MI Voters Show Willingness to Pay More for Services
LANSING, Mich. - Many politicians insist that constituents want lower taxes, but results from recent millage votes across Michigan paint a different picture.
Michigan communities increasingly are adding millage proposals to local ballots. More local governments are asking voters to approve millages for everything from mosquito control to new swimming pools and libraries. This trend comes at a time when state government is continuing to cut funding for communities.
Some politicians claim that residents want lower taxes - but recent millage votes across Michigan have been overwhelmingly approved. Dan Gilmartin, Michigan Municipal League chief executive officer, says that's because people are willing to pay for what they care about - and they trust local government above state government.
"When you get the state continuing to break the traditional partnership between state and local governments providing services, more falls onto the local level. I think when we see when a community government goes out and talks to its citizens and makes a case, and is able to do that effectively, the citizens will vote 'yes' on those things because they want the communities in which they live to be great places."
Recent millage proposals across the state included capital projects, recreation programs and funding for public safety and public transit.
Politicians focus on the tax rate and regulatory environment as keys to jobs creation, Gilmartin says, but desirable communities are the most important factor.
"We see the cities, the regions, the states that are working well. They're investing in their communities. They're investing in education. They're investing an entrepreneurial economy. We know now what some of those leverage points are as we move forward. So, it's not simply a budget issue. A budget should be a tool for an ultimate goal - and that's what sometimes I think we miss."
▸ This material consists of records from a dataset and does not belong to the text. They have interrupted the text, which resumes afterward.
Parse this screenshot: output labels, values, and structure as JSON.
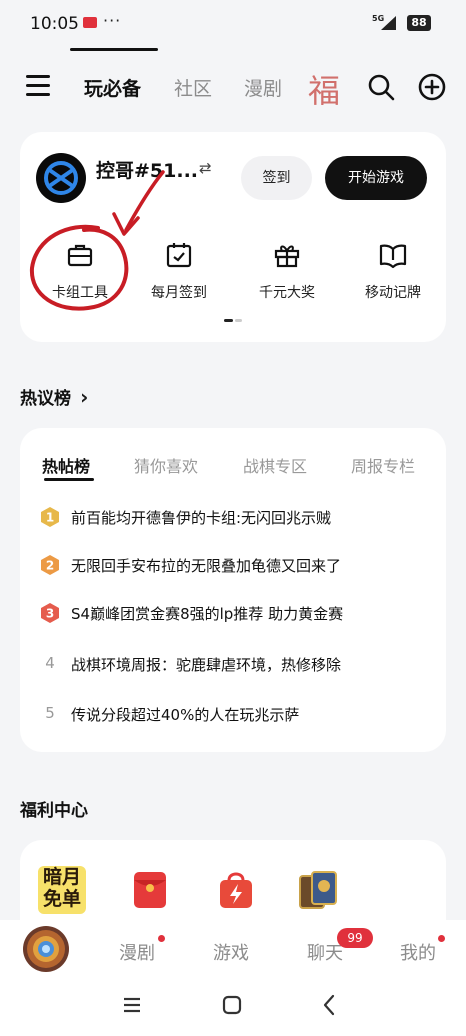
{
  "status_bar": {
    "time": "10:05",
    "dots": "···",
    "network": "5G",
    "battery": "88"
  },
  "top_nav": {
    "tabs": [
      "玩必备",
      "社区",
      "漫剧"
    ],
    "active_tab": "玩必备",
    "overflow_char": "福"
  },
  "profile": {
    "username": "控哥#51...",
    "swap_symbol": "⇄",
    "signin_label": "签到",
    "start_label": "开始游戏"
  },
  "quick_actions": [
    {
      "label": "卡组工具",
      "icon": "briefcase-icon"
    },
    {
      "label": "每月签到",
      "icon": "calendar-check-icon"
    },
    {
      "label": "千元大奖",
      "icon": "gift-icon"
    },
    {
      "label": "移动记牌",
      "icon": "book-icon"
    }
  ],
  "hot_section": {
    "title": "热议榜",
    "chevron": "›",
    "tabs": [
      "热帖榜",
      "猜你喜欢",
      "战棋专区",
      "周报专栏"
    ],
    "active_tab": "热帖榜",
    "items": [
      {
        "rank": "1",
        "text": "前百能均开德鲁伊的卡组:无闪回兆示贼"
      },
      {
        "rank": "2",
        "text": "无限回手安布拉的无限叠加龟德又回来了"
      },
      {
        "rank": "3",
        "text": "S4巅峰团赏金赛8强的lp推荐 助力黄金赛"
      },
      {
        "rank": "4",
        "text": "战棋环境周报：驼鹿肆虐环境，热修移除"
      },
      {
        "rank": "5",
        "text": "传说分段超过40%的人在玩兆示萨"
      }
    ],
    "rank_colors": {
      "gold": "#e7b84a",
      "orange": "#ec9a45",
      "red": "#e55c4d"
    }
  },
  "welfare": {
    "title": "福利中心",
    "items": [
      {
        "name": "暗月免单",
        "line1": "暗月",
        "line2": "免单"
      },
      {
        "name": "red-envelope-icon"
      },
      {
        "name": "shopping-bag-icon"
      },
      {
        "name": "card-pack-icon"
      }
    ]
  },
  "bottom_nav": {
    "items": [
      "漫剧",
      "游戏",
      "聊天",
      "我的"
    ],
    "chat_badge": "99"
  },
  "colors": {
    "accent_red": "#e0313c",
    "annotation": "#c81d25"
  }
}
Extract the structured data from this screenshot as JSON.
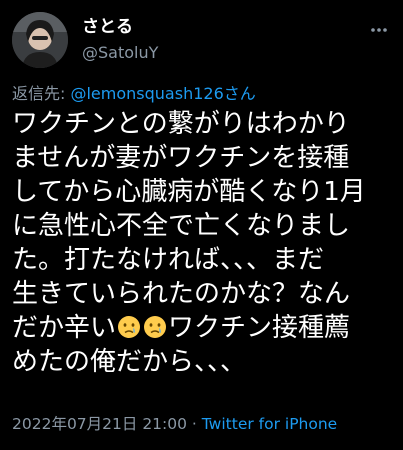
{
  "user": {
    "display_name": "さとる",
    "handle": "@SatoluY"
  },
  "reply": {
    "prefix": "返信先: ",
    "mention": "@lemonsquash126",
    "suffix": "さん"
  },
  "tweet": {
    "lines": [
      "ワクチンとの繋がりはわかり",
      "ませんが妻がワクチンを接種",
      "してから心臓病が酷くなり1月",
      "に急性心不全で亡くなりまし",
      "た。打たなければ、、、まだ",
      "生きていられたのかな？なん"
    ],
    "line7_before": "だか辛い",
    "line7_after": "ワクチン接種薦",
    "line8": "めたの俺だから、、、"
  },
  "meta": {
    "timestamp": "2022年07月21日 21:00",
    "separator": " · ",
    "source": "Twitter for iPhone"
  },
  "icons": {
    "more": "more-dots-icon",
    "emoji": "crying-face-emoji"
  },
  "colors": {
    "background": "#000000",
    "text": "#ffffff",
    "secondary": "#8b98a5",
    "accent": "#1d9bf0"
  }
}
Voters across Michigan approved 16 out of 20 recent millage proposals. Additionally, voters in Saginaw, Jackson and Harper Woods said "no" to proposals that would have consolidated police and fire-department services.